§ **WHAT TO PRODUCE**:
Scan the data below. Pull out each line where "JSON" occurs.

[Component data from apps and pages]
+ + + + + + +

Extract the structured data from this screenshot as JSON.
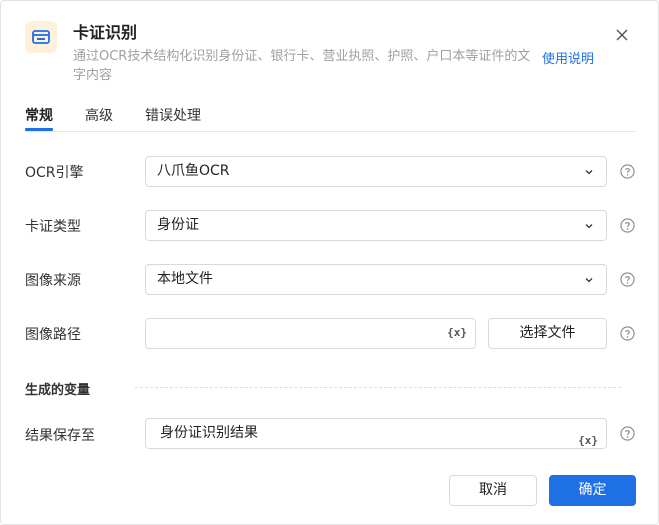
{
  "header": {
    "title": "卡证识别",
    "description": "通过OCR技术结构化识别身份证、银行卡、营业执照、护照、户口本等证件的文字内容",
    "help_link": "使用说明",
    "icon": "id-card-icon",
    "icon_bg": "#fdf1dc",
    "icon_color": "#1f6fe5"
  },
  "tabs": [
    {
      "label": "常规",
      "active": true
    },
    {
      "label": "高级",
      "active": false
    },
    {
      "label": "错误处理",
      "active": false
    }
  ],
  "form": {
    "ocr_engine": {
      "label": "OCR引擎",
      "value": "八爪鱼OCR"
    },
    "card_type": {
      "label": "卡证类型",
      "value": "身份证"
    },
    "image_source": {
      "label": "图像来源",
      "value": "本地文件"
    },
    "image_path": {
      "label": "图像路径",
      "value": "",
      "button": "选择文件"
    }
  },
  "variables": {
    "section_title": "生成的变量",
    "save_to": {
      "label": "结果保存至",
      "value": "身份证识别结果"
    }
  },
  "var_icon_text": "{x}",
  "footer": {
    "cancel": "取消",
    "confirm": "确定"
  },
  "colors": {
    "primary": "#1f6fe5",
    "border": "#d9d9d9",
    "muted_text": "#a0a0a0"
  }
}
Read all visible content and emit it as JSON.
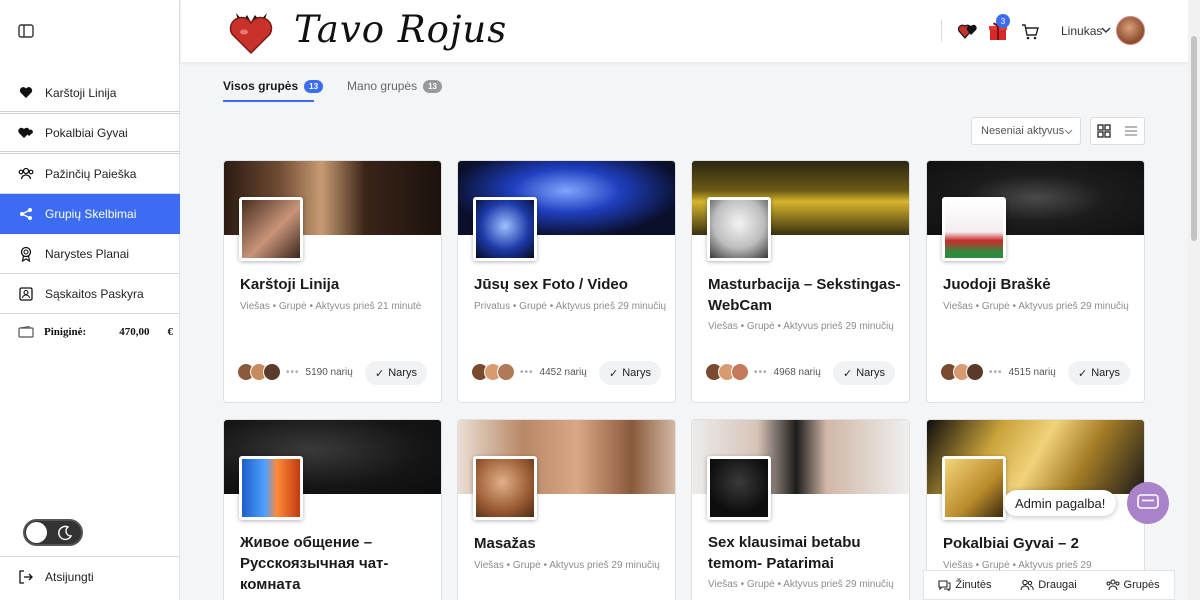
{
  "sidebar": {
    "items": [
      {
        "label": "Karštoji Linija",
        "icon": "heart-icon"
      },
      {
        "label": "Pokalbiai Gyvai",
        "icon": "hearts-icon"
      },
      {
        "label": "Pažinčių Paieška",
        "icon": "users-icon"
      },
      {
        "label": "Grupių Skelbimai",
        "icon": "share-icon",
        "active": true
      },
      {
        "label": "Narystes Planai",
        "icon": "badge-icon"
      },
      {
        "label": "Sąskaitos Paskyra",
        "icon": "account-icon"
      }
    ],
    "wallet": {
      "label": "Piniginė:",
      "amount": "470,00",
      "currency": "€"
    },
    "logout_label": "Atsijungti"
  },
  "header": {
    "logo_text": "Tavo Rojus",
    "cart_badge": "3",
    "user_name": "Linukas"
  },
  "tabs": [
    {
      "label": "Visos grupės",
      "count": "13",
      "active": true
    },
    {
      "label": "Mano grupės",
      "count": "13"
    }
  ],
  "sort": {
    "selected": "Neseniai aktyvus"
  },
  "groups": [
    {
      "title": "Karštoji Linija",
      "meta": "Viešas • Grupė • Aktyvus prieš 21 minutė",
      "members": "5190 narių",
      "button": "Narys"
    },
    {
      "title": "Jūsų sex Foto / Video",
      "meta": "Privatus • Grupė • Aktyvus prieš 29 minučių",
      "members": "4452 narių",
      "button": "Narys"
    },
    {
      "title": "Masturbacija – Sekstingas-WebCam",
      "meta": "Viešas • Grupė • Aktyvus prieš 29 minučių",
      "members": "4968 narių",
      "button": "Narys"
    },
    {
      "title": "Juodoji Braškė",
      "meta": "Viešas • Grupė • Aktyvus prieš 29 minučių",
      "members": "4515 narių",
      "button": "Narys"
    },
    {
      "title": "Живое общение – Русскоязычная чат-комната",
      "meta": ""
    },
    {
      "title": "Masažas",
      "meta": "Viešas • Grupė • Aktyvus prieš 29 minučių"
    },
    {
      "title": "Sex klausimai betabu temom- Patarimai",
      "meta": "Viešas • Grupė • Aktyvus prieš 29 minučių"
    },
    {
      "title": "Pokalbiai Gyvai – 2",
      "meta": "Viešas • Grupė • Aktyvus prieš 29"
    }
  ],
  "floating": {
    "admin_help": "Admin pagalba!",
    "bottom_bar": [
      "Žinutės",
      "Draugai",
      "Grupės"
    ]
  },
  "colors": {
    "accent": "#3b6cf2",
    "chat_fab": "#a982c9"
  }
}
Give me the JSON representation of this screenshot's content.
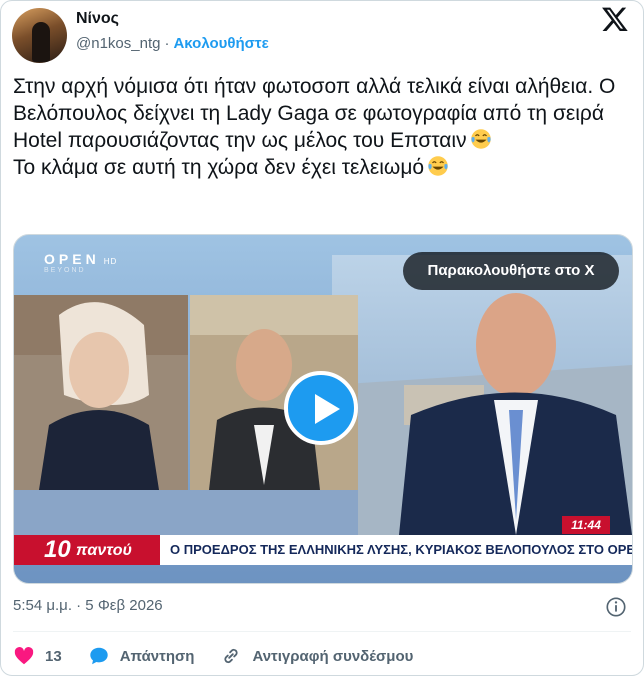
{
  "post": {
    "author_name": "Νίνος",
    "handle": "@n1kos_ntg",
    "separator": "·",
    "follow_label": "Ακολουθήστε",
    "text_lines": [
      "Στην αρχή νόμισα ότι ήταν φωτοσοπ αλλά τελικά είναι αλήθεια. Ο Βελόπουλος δείχνει τη Lady Gaga σε φωτογραφία από τη σειρά Hotel παρουσιάζοντας την ως μέλος του Επσταιν",
      "Το κλάμα σε αυτή τη χώρα δεν έχει τελειωμό"
    ],
    "emoji": "face-with-tears-of-joy",
    "timestamp": "5:54 μ.μ. · 5 Φεβ 2026"
  },
  "media": {
    "watch_label": "Παρακολουθήστε στο X",
    "channel_logo": "OPEN",
    "channel_logo_suffix": "HD",
    "channel_logo_sub": "BEYOND",
    "clock": "11:44",
    "banner_number": "10",
    "banner_tag": "παντού",
    "headline": "Ο ΠΡΟΕΔΡΟΣ ΤΗΣ ΕΛΛΗΝΙΚΗΣ ΛΥΣΗΣ, ΚΥΡΙΑΚΟΣ ΒΕΛΟΠΟΥΛΟΣ ΣΤΟ OPEN"
  },
  "actions": {
    "like_count": "13",
    "reply_label": "Απάντηση",
    "copy_link_label": "Αντιγραφή συνδέσμου"
  },
  "colors": {
    "accent": "#1d9bf0",
    "like": "#f91880",
    "banner_red": "#c8102e",
    "banner_navy": "#14285a"
  }
}
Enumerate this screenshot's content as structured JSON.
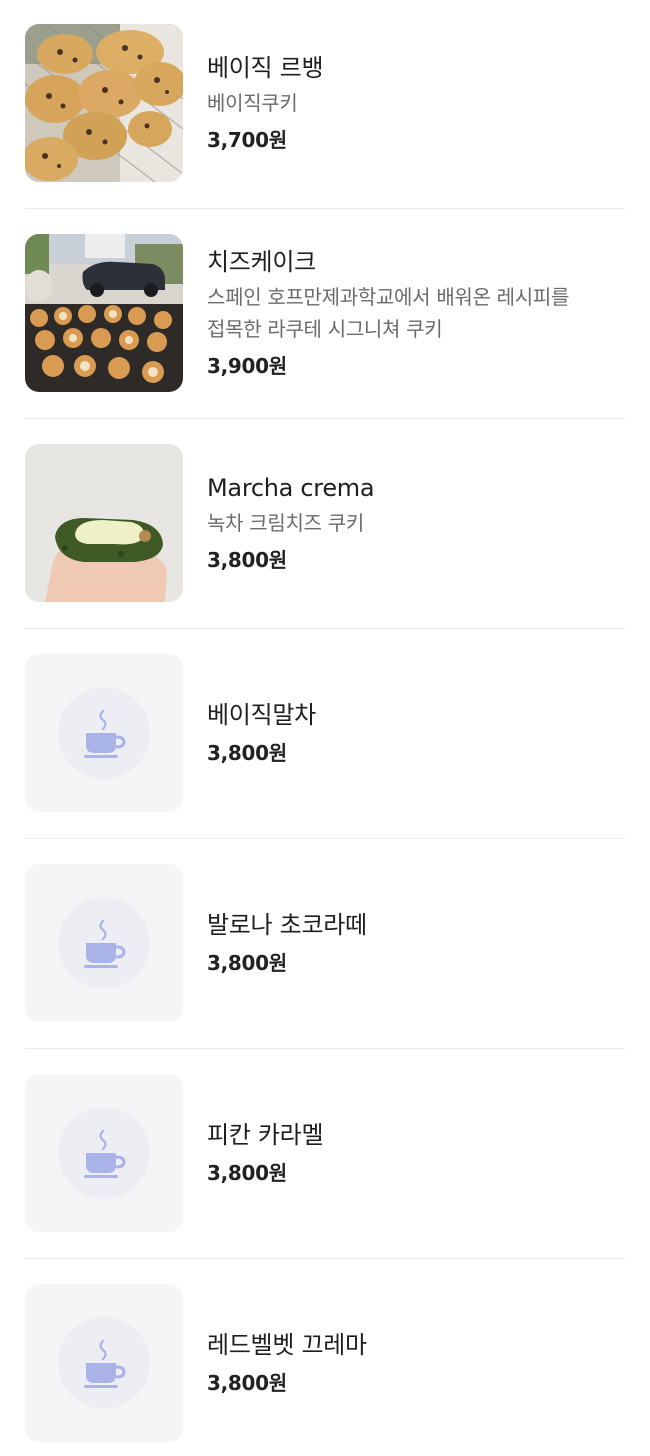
{
  "menu": {
    "items": [
      {
        "name": "베이직 르뱅",
        "description": "베이직쿠키",
        "price": "3,700원",
        "image": "cookie-tray-photo"
      },
      {
        "name": "치즈케이크",
        "description": "스페인 호프만제과학교에서 배워온 레시피를\n접목한 라쿠테 시그니쳐 쿠키",
        "price": "3,900원",
        "image": "cheesecake-cookies-photo"
      },
      {
        "name": "Marcha crema",
        "description": "녹차 크림치즈 쿠키",
        "price": "3,800원",
        "image": "matcha-cookie-photo"
      },
      {
        "name": "베이직말차",
        "price": "3,800원",
        "image": "coffee-cup-icon"
      },
      {
        "name": "발로나 초코라떼",
        "price": "3,800원",
        "image": "coffee-cup-icon"
      },
      {
        "name": "피칸 카라멜",
        "price": "3,800원",
        "image": "coffee-cup-icon"
      },
      {
        "name": "레드벨벳 끄레마",
        "price": "3,800원",
        "image": "coffee-cup-icon"
      }
    ]
  },
  "colors": {
    "placeholder_bg": "#f5f5f6",
    "placeholder_circle": "#eceef4",
    "cup_icon": "#a9b3e8",
    "divider": "#ececec"
  }
}
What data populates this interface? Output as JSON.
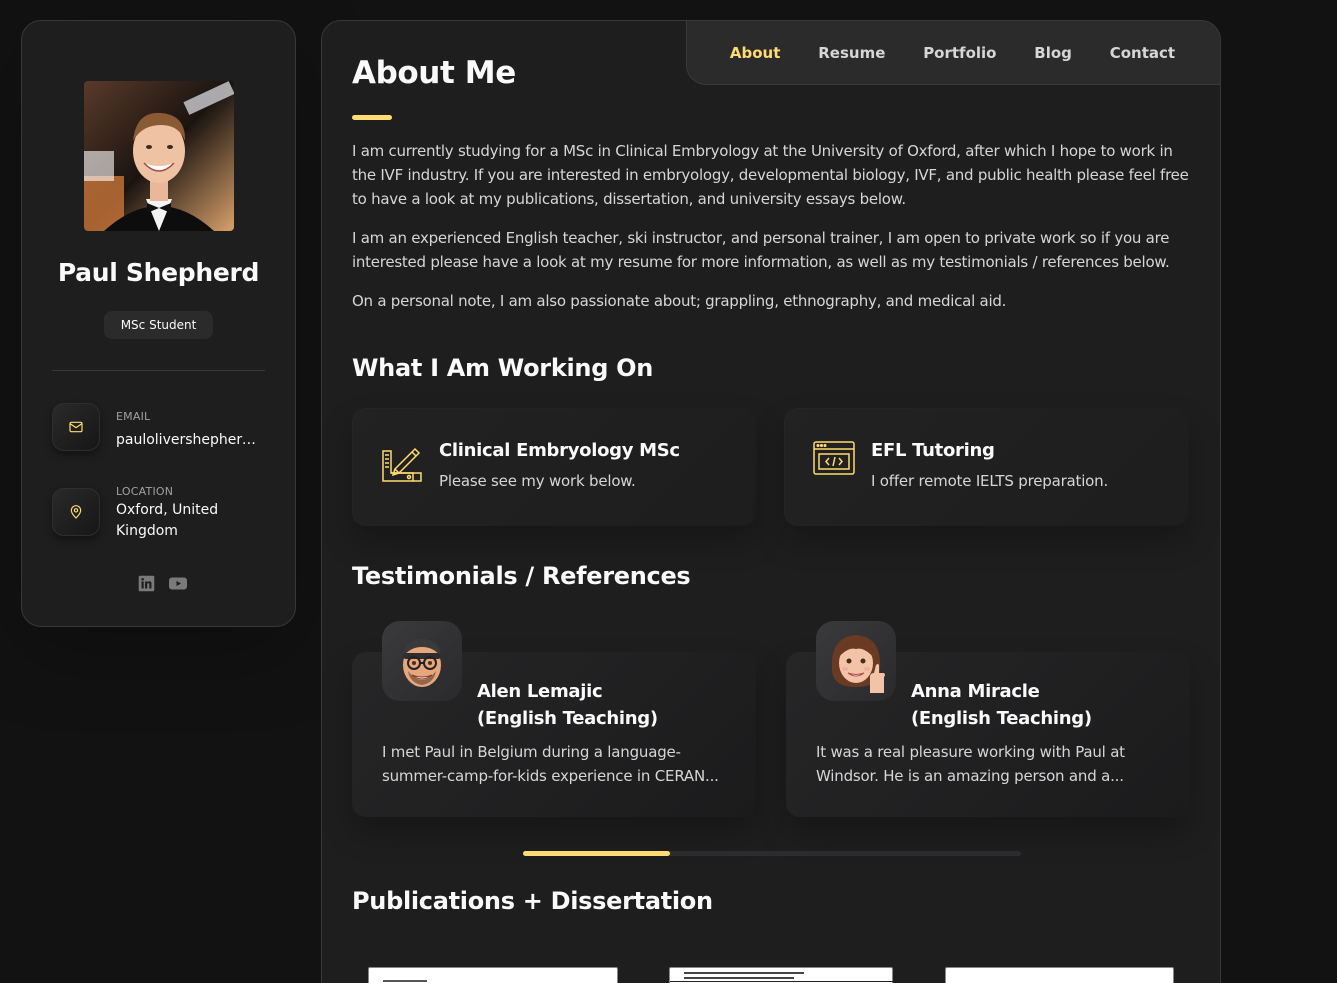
{
  "profile": {
    "name": "Paul Shepherd",
    "title": "MSc Student",
    "contacts": [
      {
        "label": "EMAIL",
        "value": "paulolivershepherd...",
        "icon": "mail-icon"
      },
      {
        "label": "LOCATION",
        "value": "Oxford, United Kingdom",
        "icon": "location-pin-icon"
      }
    ],
    "socials": [
      "linkedin-icon",
      "youtube-icon"
    ]
  },
  "nav": {
    "items": [
      "About",
      "Resume",
      "Portfolio",
      "Blog",
      "Contact"
    ],
    "active": "About"
  },
  "about": {
    "title": "About Me",
    "paragraphs": [
      "I am currently studying for a MSc in Clinical Embryology at the University of Oxford, after which I hope to work in the IVF industry. If you are interested in embryology, developmental biology, IVF, and public health please feel free to have a look at my publications, dissertation, and university essays below.",
      "I am an experienced English teacher, ski instructor, and personal trainer, I am open to private work so if you are interested please have a look at my resume for more information, as well as my testimonials / references below.",
      "On a personal note, I am also passionate about; grappling, ethnography, and medical aid."
    ]
  },
  "working_on": {
    "title": "What I Am Working On",
    "items": [
      {
        "title": "Clinical Embryology MSc",
        "desc": "Please see my work below.",
        "icon": "design-pen-icon"
      },
      {
        "title": "EFL Tutoring",
        "desc": "I offer remote IELTS preparation.",
        "icon": "code-window-icon"
      }
    ]
  },
  "testimonials": {
    "title": "Testimonials / References",
    "items": [
      {
        "name": "Alen Lemajic",
        "role": "(English Teaching)",
        "text": "I met Paul in Belgium during a language-summer-camp-for-kids experience in CERAN...",
        "avatar": "memoji-glasses-avatar"
      },
      {
        "name": "Anna Miracle",
        "role": "(English Teaching)",
        "text": "It was a real pleasure working with Paul at Windsor. He is an amazing person and a...",
        "avatar": "memoji-thumbsup-avatar"
      }
    ],
    "scroll_progress": 0.295
  },
  "publications": {
    "title": "Publications + Dissertation"
  },
  "colors": {
    "accent": "#ffdb70",
    "background": "#121212",
    "card": "#1e1e1f"
  }
}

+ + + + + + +

§ **THE COMPLETED TASK**:
Extract the structured data from this screenshot as JSON.
Read all visible content and emit it as JSON.
Give me the JSON representation of this screenshot's content.
Enumerate this screenshot's content as structured JSON.
What data populates this interface? Output as JSON.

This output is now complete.